Task requirements: Find and copy every line in the records that includes the string "Save".

Component data from apps and pages:
════════════════════

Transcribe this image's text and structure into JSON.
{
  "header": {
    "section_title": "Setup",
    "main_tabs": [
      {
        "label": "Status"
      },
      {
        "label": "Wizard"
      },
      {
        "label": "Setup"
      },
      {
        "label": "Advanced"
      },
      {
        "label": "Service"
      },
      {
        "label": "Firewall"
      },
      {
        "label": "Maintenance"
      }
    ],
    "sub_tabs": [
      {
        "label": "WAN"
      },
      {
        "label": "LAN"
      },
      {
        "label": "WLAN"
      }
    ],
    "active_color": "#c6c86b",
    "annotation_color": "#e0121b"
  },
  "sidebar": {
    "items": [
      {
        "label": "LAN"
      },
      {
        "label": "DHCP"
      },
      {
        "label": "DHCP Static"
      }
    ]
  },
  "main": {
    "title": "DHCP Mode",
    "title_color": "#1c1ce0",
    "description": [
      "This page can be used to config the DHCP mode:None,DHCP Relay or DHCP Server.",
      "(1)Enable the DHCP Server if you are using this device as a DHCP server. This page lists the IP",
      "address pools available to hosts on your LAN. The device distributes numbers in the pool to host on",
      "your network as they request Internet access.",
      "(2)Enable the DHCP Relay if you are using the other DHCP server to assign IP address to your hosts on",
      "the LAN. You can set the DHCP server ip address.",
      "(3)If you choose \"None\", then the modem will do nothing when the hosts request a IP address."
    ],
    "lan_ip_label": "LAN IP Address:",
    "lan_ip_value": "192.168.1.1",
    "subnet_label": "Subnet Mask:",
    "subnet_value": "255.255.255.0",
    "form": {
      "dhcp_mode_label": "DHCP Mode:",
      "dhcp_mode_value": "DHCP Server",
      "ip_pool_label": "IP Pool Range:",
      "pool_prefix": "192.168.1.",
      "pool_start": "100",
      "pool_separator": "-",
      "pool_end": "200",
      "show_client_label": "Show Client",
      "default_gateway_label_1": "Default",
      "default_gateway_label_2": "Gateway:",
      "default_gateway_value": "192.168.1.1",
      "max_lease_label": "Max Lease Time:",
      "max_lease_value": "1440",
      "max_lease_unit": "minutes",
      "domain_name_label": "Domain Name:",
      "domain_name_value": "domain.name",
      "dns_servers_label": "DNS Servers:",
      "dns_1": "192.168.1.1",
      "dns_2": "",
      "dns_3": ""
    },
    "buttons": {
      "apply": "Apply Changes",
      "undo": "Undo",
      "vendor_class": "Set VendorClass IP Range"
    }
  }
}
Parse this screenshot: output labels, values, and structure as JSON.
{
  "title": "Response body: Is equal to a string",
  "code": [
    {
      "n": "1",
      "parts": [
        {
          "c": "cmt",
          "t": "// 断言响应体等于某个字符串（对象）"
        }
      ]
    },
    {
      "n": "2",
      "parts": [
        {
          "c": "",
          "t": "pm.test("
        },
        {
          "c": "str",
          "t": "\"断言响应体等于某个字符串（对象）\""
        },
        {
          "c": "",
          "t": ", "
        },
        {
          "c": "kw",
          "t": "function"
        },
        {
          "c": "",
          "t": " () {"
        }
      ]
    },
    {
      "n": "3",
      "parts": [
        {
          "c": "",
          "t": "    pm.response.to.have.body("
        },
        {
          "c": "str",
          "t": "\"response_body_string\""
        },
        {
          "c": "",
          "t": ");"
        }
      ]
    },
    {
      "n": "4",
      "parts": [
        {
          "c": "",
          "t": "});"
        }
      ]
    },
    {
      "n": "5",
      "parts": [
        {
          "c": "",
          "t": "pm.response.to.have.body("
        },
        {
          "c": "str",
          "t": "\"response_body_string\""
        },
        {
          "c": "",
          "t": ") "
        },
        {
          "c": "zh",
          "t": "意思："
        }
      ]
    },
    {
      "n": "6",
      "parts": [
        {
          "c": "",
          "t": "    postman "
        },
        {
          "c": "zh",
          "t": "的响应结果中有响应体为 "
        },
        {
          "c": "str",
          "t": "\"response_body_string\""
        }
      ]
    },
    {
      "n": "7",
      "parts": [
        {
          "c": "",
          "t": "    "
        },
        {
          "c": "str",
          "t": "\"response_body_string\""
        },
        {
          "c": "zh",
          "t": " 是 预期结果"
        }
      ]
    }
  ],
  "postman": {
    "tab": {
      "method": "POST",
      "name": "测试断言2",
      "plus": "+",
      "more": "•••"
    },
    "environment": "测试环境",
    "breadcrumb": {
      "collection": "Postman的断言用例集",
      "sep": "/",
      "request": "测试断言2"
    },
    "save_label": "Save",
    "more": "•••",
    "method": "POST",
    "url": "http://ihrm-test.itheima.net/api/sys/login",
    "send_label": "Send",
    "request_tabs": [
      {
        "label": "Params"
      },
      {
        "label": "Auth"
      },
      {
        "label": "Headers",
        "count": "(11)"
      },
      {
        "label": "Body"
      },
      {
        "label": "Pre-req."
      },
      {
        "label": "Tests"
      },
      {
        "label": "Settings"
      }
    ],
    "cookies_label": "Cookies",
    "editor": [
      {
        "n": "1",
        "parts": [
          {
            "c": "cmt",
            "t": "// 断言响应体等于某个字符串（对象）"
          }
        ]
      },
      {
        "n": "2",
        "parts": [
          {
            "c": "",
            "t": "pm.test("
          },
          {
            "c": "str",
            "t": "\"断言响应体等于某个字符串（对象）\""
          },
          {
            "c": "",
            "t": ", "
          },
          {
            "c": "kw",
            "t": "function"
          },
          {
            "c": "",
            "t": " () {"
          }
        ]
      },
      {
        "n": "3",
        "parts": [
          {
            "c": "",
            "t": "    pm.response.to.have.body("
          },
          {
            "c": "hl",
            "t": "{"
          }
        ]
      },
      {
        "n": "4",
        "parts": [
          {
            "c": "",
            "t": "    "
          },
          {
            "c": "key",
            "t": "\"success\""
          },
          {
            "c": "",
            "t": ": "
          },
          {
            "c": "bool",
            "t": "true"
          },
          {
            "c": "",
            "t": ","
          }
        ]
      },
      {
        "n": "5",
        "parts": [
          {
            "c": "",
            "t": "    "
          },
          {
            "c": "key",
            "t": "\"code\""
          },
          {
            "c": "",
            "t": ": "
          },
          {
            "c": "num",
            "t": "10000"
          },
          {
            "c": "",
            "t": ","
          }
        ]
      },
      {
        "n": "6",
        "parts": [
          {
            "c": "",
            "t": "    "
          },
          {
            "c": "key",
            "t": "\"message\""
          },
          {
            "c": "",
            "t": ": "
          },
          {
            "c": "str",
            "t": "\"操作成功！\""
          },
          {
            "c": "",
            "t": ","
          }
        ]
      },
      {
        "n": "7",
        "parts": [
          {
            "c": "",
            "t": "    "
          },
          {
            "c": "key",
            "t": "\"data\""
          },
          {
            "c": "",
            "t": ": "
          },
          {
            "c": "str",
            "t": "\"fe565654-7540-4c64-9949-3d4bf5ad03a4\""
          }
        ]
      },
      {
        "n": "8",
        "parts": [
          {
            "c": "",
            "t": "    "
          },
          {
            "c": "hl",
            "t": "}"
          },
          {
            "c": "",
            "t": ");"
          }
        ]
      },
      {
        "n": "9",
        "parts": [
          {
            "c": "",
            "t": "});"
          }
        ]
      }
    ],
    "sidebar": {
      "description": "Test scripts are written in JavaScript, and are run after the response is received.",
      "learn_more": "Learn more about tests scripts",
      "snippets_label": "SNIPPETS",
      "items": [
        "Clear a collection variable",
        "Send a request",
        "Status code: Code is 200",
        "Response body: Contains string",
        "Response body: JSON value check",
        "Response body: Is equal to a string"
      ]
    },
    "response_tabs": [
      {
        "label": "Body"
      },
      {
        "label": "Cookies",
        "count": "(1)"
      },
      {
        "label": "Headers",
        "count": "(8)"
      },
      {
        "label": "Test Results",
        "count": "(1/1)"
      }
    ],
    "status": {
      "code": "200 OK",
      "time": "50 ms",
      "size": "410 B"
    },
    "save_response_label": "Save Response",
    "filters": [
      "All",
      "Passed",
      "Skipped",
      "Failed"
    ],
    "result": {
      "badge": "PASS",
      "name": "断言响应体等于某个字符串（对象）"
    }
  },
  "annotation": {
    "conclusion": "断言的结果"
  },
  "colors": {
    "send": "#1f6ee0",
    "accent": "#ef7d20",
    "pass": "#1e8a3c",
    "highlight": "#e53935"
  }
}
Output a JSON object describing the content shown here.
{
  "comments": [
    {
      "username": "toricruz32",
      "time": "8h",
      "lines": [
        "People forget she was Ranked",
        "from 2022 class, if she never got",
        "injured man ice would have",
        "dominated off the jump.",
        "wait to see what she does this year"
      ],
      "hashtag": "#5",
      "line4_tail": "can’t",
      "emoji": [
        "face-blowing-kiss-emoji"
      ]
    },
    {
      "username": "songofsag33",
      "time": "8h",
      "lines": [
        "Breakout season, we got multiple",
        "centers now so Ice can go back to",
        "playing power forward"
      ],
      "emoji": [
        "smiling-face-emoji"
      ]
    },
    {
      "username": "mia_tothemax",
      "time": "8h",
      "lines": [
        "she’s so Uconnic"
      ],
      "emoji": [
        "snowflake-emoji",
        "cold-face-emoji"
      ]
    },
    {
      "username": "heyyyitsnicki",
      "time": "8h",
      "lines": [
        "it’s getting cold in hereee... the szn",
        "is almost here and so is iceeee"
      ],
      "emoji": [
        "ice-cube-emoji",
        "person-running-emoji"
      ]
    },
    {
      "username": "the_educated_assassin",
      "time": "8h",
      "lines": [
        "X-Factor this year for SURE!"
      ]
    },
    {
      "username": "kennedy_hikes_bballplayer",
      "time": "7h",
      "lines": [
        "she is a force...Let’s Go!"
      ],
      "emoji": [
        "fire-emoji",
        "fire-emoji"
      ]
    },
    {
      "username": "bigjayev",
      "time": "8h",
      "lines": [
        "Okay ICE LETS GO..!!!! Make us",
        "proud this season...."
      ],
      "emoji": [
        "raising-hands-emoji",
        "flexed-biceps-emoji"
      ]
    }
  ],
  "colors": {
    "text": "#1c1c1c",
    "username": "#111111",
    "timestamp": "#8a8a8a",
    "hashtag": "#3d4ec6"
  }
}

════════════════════

Completed task:
    "save_label": "Save",
    "save_response_label": "Save Response",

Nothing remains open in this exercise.